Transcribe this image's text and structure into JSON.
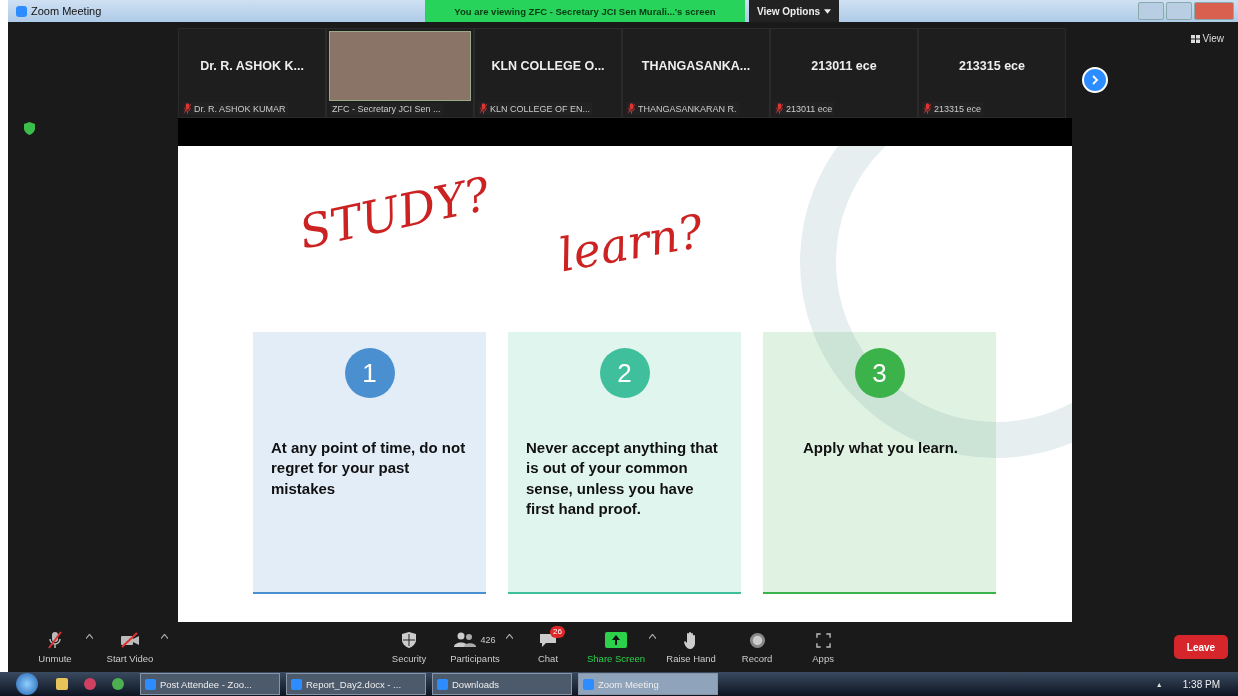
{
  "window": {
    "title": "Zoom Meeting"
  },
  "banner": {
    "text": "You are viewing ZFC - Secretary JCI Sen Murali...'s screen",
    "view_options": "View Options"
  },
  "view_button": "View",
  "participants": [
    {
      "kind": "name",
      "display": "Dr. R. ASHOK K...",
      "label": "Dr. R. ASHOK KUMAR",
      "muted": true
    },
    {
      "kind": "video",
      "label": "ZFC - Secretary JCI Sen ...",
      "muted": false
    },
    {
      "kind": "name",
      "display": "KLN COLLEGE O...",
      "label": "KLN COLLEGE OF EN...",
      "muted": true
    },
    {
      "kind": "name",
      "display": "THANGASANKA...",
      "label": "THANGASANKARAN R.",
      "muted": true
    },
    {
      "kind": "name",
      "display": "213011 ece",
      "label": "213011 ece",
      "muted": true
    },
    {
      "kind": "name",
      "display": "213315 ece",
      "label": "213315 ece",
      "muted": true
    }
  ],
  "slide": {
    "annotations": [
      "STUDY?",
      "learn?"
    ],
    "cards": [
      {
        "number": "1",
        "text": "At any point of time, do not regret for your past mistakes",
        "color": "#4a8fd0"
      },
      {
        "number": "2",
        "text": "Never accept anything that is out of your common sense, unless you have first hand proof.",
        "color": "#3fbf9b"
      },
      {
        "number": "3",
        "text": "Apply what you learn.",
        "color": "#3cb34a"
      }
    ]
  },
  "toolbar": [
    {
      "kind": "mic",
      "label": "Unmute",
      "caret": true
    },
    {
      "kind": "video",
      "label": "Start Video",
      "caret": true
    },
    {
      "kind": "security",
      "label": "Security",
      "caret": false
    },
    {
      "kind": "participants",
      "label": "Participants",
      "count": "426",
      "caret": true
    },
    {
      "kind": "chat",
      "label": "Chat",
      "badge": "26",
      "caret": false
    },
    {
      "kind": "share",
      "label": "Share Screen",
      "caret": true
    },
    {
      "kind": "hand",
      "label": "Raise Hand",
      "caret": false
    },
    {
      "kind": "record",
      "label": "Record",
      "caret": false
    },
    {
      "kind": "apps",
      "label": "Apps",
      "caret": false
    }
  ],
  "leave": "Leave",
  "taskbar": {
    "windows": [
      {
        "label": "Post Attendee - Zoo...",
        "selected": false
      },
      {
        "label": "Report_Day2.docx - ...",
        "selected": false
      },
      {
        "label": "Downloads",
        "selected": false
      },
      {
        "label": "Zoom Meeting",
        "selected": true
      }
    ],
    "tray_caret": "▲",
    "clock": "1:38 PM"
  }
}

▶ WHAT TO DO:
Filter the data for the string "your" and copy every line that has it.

▶ WRITTEN SOLUTION:
        "text": "At any point of time, do not regret for your past mistakes",
        "text": "Never accept anything that is out of your common sense, unless you have first hand proof.",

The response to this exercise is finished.